Worldwide sales of workstations were down 17 per cent in the third quarter of 2001, but Dell Computer Corp. and IBM Corp. bucked the trend, according to research and consulting firm Dataquest Inc., a division of Gartner Inc.
Shipments totaled 346,846 units in the quarter, down from 417,276 during the same period in 2000, Dataquest said in a statement Monday. However, Dell and IBM were exceptions to the gloomy news as both posted double-digit gains in sales.
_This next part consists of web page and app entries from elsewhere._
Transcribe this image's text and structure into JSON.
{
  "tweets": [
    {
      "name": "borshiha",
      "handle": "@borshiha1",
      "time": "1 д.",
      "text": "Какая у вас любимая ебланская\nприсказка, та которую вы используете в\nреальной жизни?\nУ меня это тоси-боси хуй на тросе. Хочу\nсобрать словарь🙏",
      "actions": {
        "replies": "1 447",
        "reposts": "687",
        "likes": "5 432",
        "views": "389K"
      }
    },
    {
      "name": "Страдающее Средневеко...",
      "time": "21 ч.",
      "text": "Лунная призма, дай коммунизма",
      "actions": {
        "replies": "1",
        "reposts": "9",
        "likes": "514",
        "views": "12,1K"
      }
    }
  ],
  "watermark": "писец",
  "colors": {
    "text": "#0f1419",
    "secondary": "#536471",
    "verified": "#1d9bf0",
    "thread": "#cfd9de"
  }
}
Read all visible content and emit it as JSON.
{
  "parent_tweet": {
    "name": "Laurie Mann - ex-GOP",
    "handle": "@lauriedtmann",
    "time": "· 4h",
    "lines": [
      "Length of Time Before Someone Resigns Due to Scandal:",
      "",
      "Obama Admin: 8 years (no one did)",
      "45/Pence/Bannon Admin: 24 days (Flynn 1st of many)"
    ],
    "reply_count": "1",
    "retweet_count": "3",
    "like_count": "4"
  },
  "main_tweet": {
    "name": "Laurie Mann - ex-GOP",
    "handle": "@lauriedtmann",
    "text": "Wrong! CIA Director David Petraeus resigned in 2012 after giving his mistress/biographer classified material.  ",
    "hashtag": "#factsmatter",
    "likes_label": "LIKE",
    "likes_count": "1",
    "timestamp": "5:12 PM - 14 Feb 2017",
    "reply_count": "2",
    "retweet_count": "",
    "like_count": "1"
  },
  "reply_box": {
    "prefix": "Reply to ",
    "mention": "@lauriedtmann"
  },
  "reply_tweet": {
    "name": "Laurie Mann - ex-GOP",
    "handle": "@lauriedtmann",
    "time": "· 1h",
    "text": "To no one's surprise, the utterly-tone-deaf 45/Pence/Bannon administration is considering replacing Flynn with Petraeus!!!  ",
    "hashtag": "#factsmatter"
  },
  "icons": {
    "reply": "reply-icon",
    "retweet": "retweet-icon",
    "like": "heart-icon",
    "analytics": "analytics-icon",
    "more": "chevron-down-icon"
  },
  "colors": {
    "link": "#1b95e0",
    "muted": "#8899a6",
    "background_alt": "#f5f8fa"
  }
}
Dell topped worldwide workstation shipments, with 115,800 units, a jump of some 24 per cent over the year-earlier quarter. That positions the Texas-based hardware maker to likely take the lead in both units and revenue for the first time, the researchers said, though they did not release revenue data, and noted that figures are still preliminary.
IBM, for its part, saw its workstation unit sales grow 10 per cent to 46,050 for the quarter, pulling ahead of Hewlett-Packard Co. (HP) to fourth place.
Sun Microsystems Inc. suffered a slide of nearly 35 per cent in sales, but still took second place at 62,306 units shipped.
The third-place manufacturer was Compaq Computer Corp., whose 50,650 units shipped marked a drop of 16 percent from last year’s third quarter.
HP, at fifth place, took the biggest blow of the group, shipping 37,280 units, or 47 per cent less than a year ago.
Dataquest said there are signs of a recovery in the sector: They believe workstation sales may show positive growth in the fourth quarter. Many corporate buyers postponed hardware acquisitions during the first half of 2001, the researchers said, but these purchases will have to be made soon.
The U.S. military campaign in Afghanistan could further boost shipments to government, defense and biotechnology buyers. And the Sept. 11 terrorist attack on the World Trade Center has even resulted in a slight increase in workstation purchases by companies that lost offices in the twin towers, Dataquest said.